The debit card interchange cap will cost the $11.5 billion BECU between $35 and $45 million in 2014.
Speaking as part of a panel at the 2013 American Credit Union Mortgage Association Conference in Las Vegas, BECU Vice President of Treasury Mike Quamma said the drop in interchange income is so significant, his 826,000-member institution must take it into consideration when pricing mortgages and other loan products. (Read more ACUMA onsite coverage on page 3.)
BECU became subjected to the cap in the third quarter of 2012 when it exceeded $10 billion in assets. According to the Dodd-Frank Act’s Durbin Amendment, which mandated the cap, debit card issuers with fewer than $10 billion in assets are exempt.
That leaves just four credit unions subjected to the cap: the $54 billion Navy Federal Credit Union of Vienna, Va.; the $27 billion State Employees’ Credit Union of Raleigh, N.C.; the $16 billion Pentagon Federal Credit Union of Arlington, Va.; and BECU.
According to BECU’s financial performance reports posted on the NCUA’s website, the credit union experienced a dip in net income during the second half of 2012. After annualized net income gains of 16% and 8.5% in the first and second quarters of 2012, net income dropped 0.7% as of Sept. 30 and dropped another 1% as of Dec. 31.
Total non-interest income did not decrease on an annualized basis during the second half of the year, however.
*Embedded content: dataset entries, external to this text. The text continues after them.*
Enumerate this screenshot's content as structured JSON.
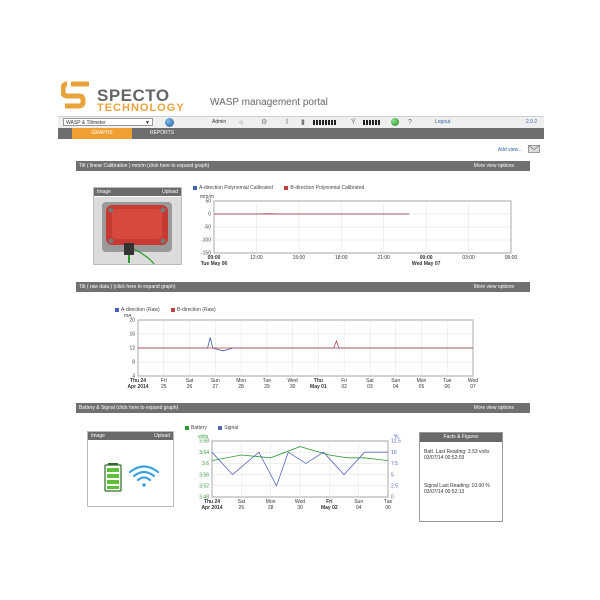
{
  "header": {
    "logo_line1": "SPECTO",
    "logo_line2": "TECHNOLOGY",
    "portal_title": "WASP management portal"
  },
  "toolbar": {
    "device_selected": "WASP & Tiltmeter",
    "user": "Admin",
    "logout": "Logout",
    "version": "2.0.2"
  },
  "tabs": [
    {
      "label": "GRAPHS",
      "active": true
    },
    {
      "label": "REPORTS",
      "active": false
    }
  ],
  "add_view": "Add view...",
  "sections": {
    "tilt_cal": {
      "title": "Tilt ( linear Calibration ) mm/m (click here to expand graph)",
      "more": "More view options"
    },
    "tilt_raw": {
      "title": "Tilt ( raw data ) (click here to expand graph)",
      "more": "More view options"
    },
    "battery": {
      "title": "Battery & Signal (click here to expand graph)",
      "more": "More view options"
    }
  },
  "image_panel": {
    "label": "Image",
    "upload": "Upload"
  },
  "facts": {
    "title": "Facts & Figures",
    "batt_line1": "Batt. Last Reading: 3.53 volts",
    "batt_line2": "03/07/14 00:52:03",
    "sig_line1": "Signal Last Reading: 10.00 %",
    "sig_line2": "03/07/14 00:52:13"
  },
  "colors": {
    "accent_orange": "#f0a030",
    "series_a": "#4060b0",
    "series_b": "#c04040",
    "battery": "#2e9a3a",
    "signal": "#5566bb"
  },
  "chart_data": [
    {
      "type": "line",
      "name": "tilt-calibrated",
      "ylabel": "mm/m",
      "ylim": [
        -150,
        50
      ],
      "yticks": [
        50,
        0,
        -50,
        -100,
        -150
      ],
      "x_ticks": [
        {
          "top": "09:00",
          "bottom": "Tue May 06"
        },
        {
          "top": "12:00",
          "bottom": ""
        },
        {
          "top": "15:00",
          "bottom": ""
        },
        {
          "top": "18:00",
          "bottom": ""
        },
        {
          "top": "21:00",
          "bottom": ""
        },
        {
          "top": "00:00",
          "bottom": "Wed May 07"
        },
        {
          "top": "03:00",
          "bottom": ""
        },
        {
          "top": "06:00",
          "bottom": ""
        }
      ],
      "series": [
        {
          "name": "A-direction Polynomial Calibrated",
          "color": "#4060b0",
          "x": [
            0,
            1,
            2,
            3,
            4,
            4.6
          ],
          "y": [
            0,
            0,
            0,
            0,
            0,
            0
          ]
        },
        {
          "name": "B-direction Polynomial Calibrated",
          "color": "#c04040",
          "x": [
            0,
            1,
            1.3,
            1.6,
            2,
            4.6
          ],
          "y": [
            0,
            0,
            1,
            0,
            0,
            0
          ]
        }
      ]
    },
    {
      "type": "line",
      "name": "tilt-raw",
      "ylabel": "mA",
      "ylim": [
        4,
        20
      ],
      "yticks": [
        20,
        16,
        12,
        8,
        4
      ],
      "x_ticks": [
        {
          "top": "Thu 24",
          "bottom": "Apr 2014"
        },
        {
          "top": "Fri",
          "bottom": "25"
        },
        {
          "top": "Sat",
          "bottom": "26"
        },
        {
          "top": "Sun",
          "bottom": "27"
        },
        {
          "top": "Mon",
          "bottom": "28"
        },
        {
          "top": "Tue",
          "bottom": "29"
        },
        {
          "top": "Wed",
          "bottom": "30"
        },
        {
          "top": "Thu",
          "bottom": "May 01"
        },
        {
          "top": "Fri",
          "bottom": "02"
        },
        {
          "top": "Sat",
          "bottom": "03"
        },
        {
          "top": "Sun",
          "bottom": "04"
        },
        {
          "top": "Mon",
          "bottom": "05"
        },
        {
          "top": "Tue",
          "bottom": "06"
        },
        {
          "top": "Wed",
          "bottom": "07"
        }
      ],
      "series": [
        {
          "name": "A-direction (Raw)",
          "color": "#4060b0",
          "x": [
            0,
            1,
            2,
            2.7,
            2.8,
            2.9,
            3.3,
            3.7,
            4,
            5,
            6,
            7,
            7.5,
            8,
            9,
            10,
            11,
            12,
            13
          ],
          "y": [
            12,
            12,
            12,
            12,
            15,
            12,
            11.2,
            12,
            12,
            12,
            12,
            12,
            12,
            12,
            12,
            12,
            12,
            12,
            12
          ]
        },
        {
          "name": "B-direction (Raw)",
          "color": "#c04040",
          "x": [
            0,
            1,
            2,
            4,
            6,
            7.6,
            7.7,
            7.8,
            9,
            11,
            13
          ],
          "y": [
            12,
            12,
            12,
            12,
            12,
            12,
            14,
            12,
            12,
            12,
            12
          ]
        }
      ]
    },
    {
      "type": "line",
      "name": "battery-signal",
      "ylabel": "volts",
      "y2label": "%",
      "ylim": [
        3.48,
        3.68
      ],
      "yticks": [
        3.68,
        3.64,
        3.6,
        3.56,
        3.52,
        3.48
      ],
      "y2lim": [
        0,
        12.5
      ],
      "y2ticks": [
        12.5,
        10,
        7.5,
        5,
        2.5,
        0
      ],
      "x_ticks": [
        {
          "top": "Thu 24",
          "bottom": "Apr 2014"
        },
        {
          "top": "Sat",
          "bottom": "26"
        },
        {
          "top": "Mon",
          "bottom": "28"
        },
        {
          "top": "Wed",
          "bottom": "30"
        },
        {
          "top": "Fri",
          "bottom": "May 02"
        },
        {
          "top": "Sun",
          "bottom": "04"
        },
        {
          "top": "Tue",
          "bottom": "06"
        }
      ],
      "series": [
        {
          "name": "Battery",
          "color": "#2e9a3a",
          "axis": "left",
          "x": [
            0,
            1,
            2,
            3,
            4,
            4.6,
            5.2,
            6
          ],
          "y": [
            3.61,
            3.63,
            3.62,
            3.66,
            3.63,
            3.62,
            3.62,
            3.61
          ]
        },
        {
          "name": "Signal",
          "color": "#5566bb",
          "axis": "right",
          "x": [
            0,
            0.7,
            1.6,
            2.2,
            2.6,
            3.2,
            3.8,
            4.5,
            5.2,
            5.8,
            6
          ],
          "y": [
            10,
            5,
            10,
            2.5,
            10,
            7.5,
            10,
            5,
            10,
            10,
            10
          ]
        }
      ]
    }
  ]
}
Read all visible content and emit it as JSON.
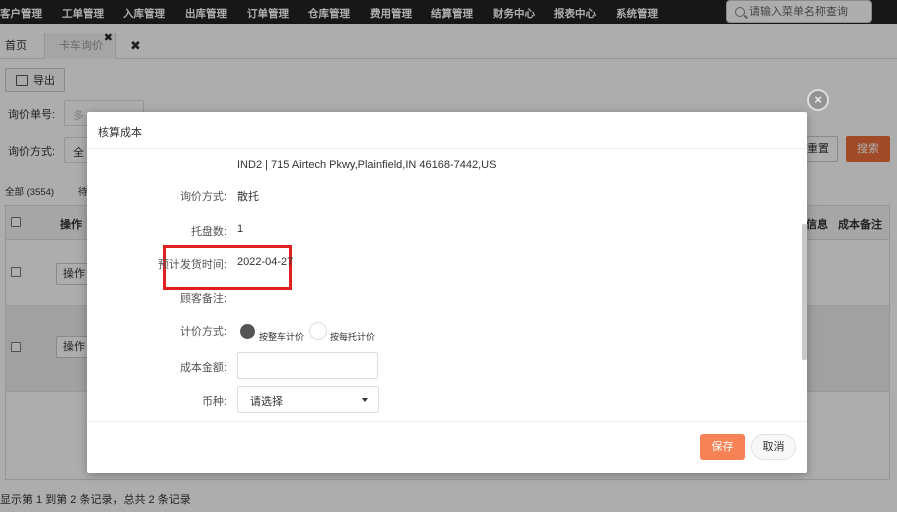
{
  "nav": {
    "items": [
      "客户管理",
      "工单管理",
      "入库管理",
      "出库管理",
      "订单管理",
      "仓库管理",
      "费用管理",
      "结算管理",
      "财务中心",
      "报表中心",
      "系统管理"
    ],
    "search_placeholder": "请输入菜单名称查询"
  },
  "tabs": {
    "home": "首页",
    "current": "卡车询价",
    "close_glyph": "✖"
  },
  "page": {
    "export_label": "导出",
    "filters": {
      "order_no_label": "询价单号:",
      "order_no_placeholder": "多",
      "method_label": "询价方式:",
      "method_value": "全"
    },
    "reset_label": "重置",
    "search_label": "搜索",
    "status_tab": "全部 (3554)",
    "status_tab2": "待",
    "columns": {
      "action": "操作",
      "info": "信息",
      "cost_note": "成本备注"
    },
    "row_action_label": "操作",
    "pager_text": "显示第 1 到第 2 条记录，总共 2 条记录"
  },
  "modal": {
    "title": "核算成本",
    "close_glyph": "×",
    "address": "IND2 | 715 Airtech Pkwy,Plainfield,IN 46168-7442,US",
    "fields": {
      "inquiry_method_label": "询价方式:",
      "inquiry_method_value": "散托",
      "pallet_count_label": "托盘数:",
      "pallet_count_value": "1",
      "ship_date_label": "预计发货时间:",
      "ship_date_value": "2022-04-27",
      "customer_note_label": "顾客备注:",
      "customer_note_value": "",
      "pricing_method_label": "计价方式:",
      "pricing_option_full_truck": "按整车计价",
      "pricing_option_per_pallet": "按每托计价",
      "pricing_selected": "按整车计价",
      "cost_amount_label": "成本金额:",
      "cost_amount_value": "",
      "currency_label": "币种:",
      "currency_value": "请选择"
    },
    "save_label": "保存",
    "cancel_label": "取消"
  }
}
Non-interest income increased 2.6% as of Sept. 30 and another 3.5% as of Dec. 31, which was similar to increases during the third and fourth quarters of 2011.
Taking a closer look at BECU’s 5300 call reports, the credit union reported increases in both fee income and other operating income during the first half of 2013 compared to 2012. As of June 30, 2013, BECU reported year-to-date fee income of a little more than $60 million, and year-to-date other operating income of a little more than $38 million. During the same period in 2012, fee income was just under $55 million and other operating income was nearly $34 million. By year-end, fee income was $115.5 million and other operating income was $73.4 million, according to BECU’s Dec. 31, 2012 call report.
However, losses from the applied cap may not yet be apparent in BECU’s financials. Quamma said 2014 will be the first full year the credit union will feel the pinch of the cap.
Quamma also said at the conference that if the Federal Reserve sets a lower cap, BECU could see a $55 million drop in income.
“Right now we have a lot of good numbers so if this has to happen, it’s better than it happen now than at another time,” he said